Bottom Line: Also, eicosapentaenoic acid (EPA), but not oleic acid (OA), induced key mediators of ER stress and UPR at protein level.Accumulation of esterified cholesterol was not compensated for by increased total levels of cholesterol, and mRNAs for cholesterol biosynthesis as well as de novo synthesis of cholesterol were reduced.These results suggest that cytotoxic effects of DHA are associated with signaling pathways involving lipid metabolism and ER stress.

View Article: PubMed Central - PubMed

Affiliation: Department of Laboratory Medicine, Children's and Women's Health, Norwegian University of Science and Technology (NTNU), Erling Skjalgssons gate 1, N-7006 Trondheim, Norway.

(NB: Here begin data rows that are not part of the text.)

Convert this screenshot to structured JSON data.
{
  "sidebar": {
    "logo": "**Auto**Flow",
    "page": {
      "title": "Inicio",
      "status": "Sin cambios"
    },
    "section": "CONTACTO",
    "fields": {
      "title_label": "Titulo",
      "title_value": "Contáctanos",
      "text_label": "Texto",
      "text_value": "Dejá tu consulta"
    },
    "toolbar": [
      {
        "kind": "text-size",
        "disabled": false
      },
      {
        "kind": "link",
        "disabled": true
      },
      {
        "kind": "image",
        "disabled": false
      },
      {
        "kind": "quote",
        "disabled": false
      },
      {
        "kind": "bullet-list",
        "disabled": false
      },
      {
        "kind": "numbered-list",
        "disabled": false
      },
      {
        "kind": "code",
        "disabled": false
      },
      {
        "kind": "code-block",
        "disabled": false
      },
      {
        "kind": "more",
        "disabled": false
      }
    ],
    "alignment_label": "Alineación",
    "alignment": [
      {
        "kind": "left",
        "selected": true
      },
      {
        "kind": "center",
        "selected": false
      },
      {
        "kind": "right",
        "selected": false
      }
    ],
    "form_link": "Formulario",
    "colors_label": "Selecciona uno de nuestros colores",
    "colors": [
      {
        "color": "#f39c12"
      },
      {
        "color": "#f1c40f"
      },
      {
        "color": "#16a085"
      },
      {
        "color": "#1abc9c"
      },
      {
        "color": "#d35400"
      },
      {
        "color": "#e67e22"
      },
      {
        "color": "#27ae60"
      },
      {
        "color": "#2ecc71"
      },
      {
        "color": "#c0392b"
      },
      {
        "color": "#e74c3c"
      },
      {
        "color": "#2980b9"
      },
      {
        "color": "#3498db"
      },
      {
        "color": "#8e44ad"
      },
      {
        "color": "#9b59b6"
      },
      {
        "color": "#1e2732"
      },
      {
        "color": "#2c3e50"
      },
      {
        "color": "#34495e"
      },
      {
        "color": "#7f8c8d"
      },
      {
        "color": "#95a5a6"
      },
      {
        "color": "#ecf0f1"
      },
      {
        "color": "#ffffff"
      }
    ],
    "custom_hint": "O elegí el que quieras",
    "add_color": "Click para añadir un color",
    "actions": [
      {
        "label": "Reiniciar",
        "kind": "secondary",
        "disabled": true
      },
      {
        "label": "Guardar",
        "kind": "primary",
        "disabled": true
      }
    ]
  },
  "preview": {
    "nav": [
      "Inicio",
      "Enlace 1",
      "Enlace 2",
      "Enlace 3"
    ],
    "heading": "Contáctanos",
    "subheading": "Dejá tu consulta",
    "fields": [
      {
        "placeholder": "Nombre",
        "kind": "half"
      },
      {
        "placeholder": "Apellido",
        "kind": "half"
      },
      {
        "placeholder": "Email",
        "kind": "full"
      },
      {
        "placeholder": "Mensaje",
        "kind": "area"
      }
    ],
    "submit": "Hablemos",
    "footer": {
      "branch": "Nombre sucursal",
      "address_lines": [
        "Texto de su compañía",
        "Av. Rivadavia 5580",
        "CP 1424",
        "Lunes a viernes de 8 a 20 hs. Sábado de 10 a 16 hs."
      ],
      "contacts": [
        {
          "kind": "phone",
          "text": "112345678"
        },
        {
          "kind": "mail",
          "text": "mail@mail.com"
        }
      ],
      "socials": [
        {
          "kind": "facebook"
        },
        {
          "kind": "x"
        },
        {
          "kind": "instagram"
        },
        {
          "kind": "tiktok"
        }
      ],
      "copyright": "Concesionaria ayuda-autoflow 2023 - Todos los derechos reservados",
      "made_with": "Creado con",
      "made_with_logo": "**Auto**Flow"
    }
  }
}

ABSTRACT
Polyunsaturated fatty acids (PUFAs) are normal constituents of the diet, but have properties different from other fatty acids (e.g., through generation of signaling molecules). N-3 PUFAs reduce cancer cell growth, but no unified mechanism has been identified. We show that docosahexaenoic acid (DHA; 22:6 n-3) causes extensive changes in gene expression patterns at mRNA level in the colon cancer cell line SW620. Early changes include unfolded protein response (UPR) and increased levels of phosphorylated eIF2alpha as verified at protein level. The latter is considered a hallmark of endoplasmic reticulum (ER) stress and is abundantly present already after 3 h. It may coordinate many of the downstream changes observed, including signaling pathways for cell cycle arrest/apoptosis, calcium homeostasis, cholesterol metabolism, ubiquitination, and proteasomal degradation. Also, eicosapentaenoic acid (EPA), but not oleic acid (OA), induced key mediators of ER stress and UPR at protein level. Accumulation of esterified cholesterol was not compensated for by increased total levels of cholesterol, and mRNAs for cholesterol biosynthesis as well as de novo synthesis of cholesterol were reduced. These results suggest that cytotoxic effects of DHA are associated with signaling pathways involving lipid metabolism and ER stress.

Show MeSH
Related in: MedlinePlus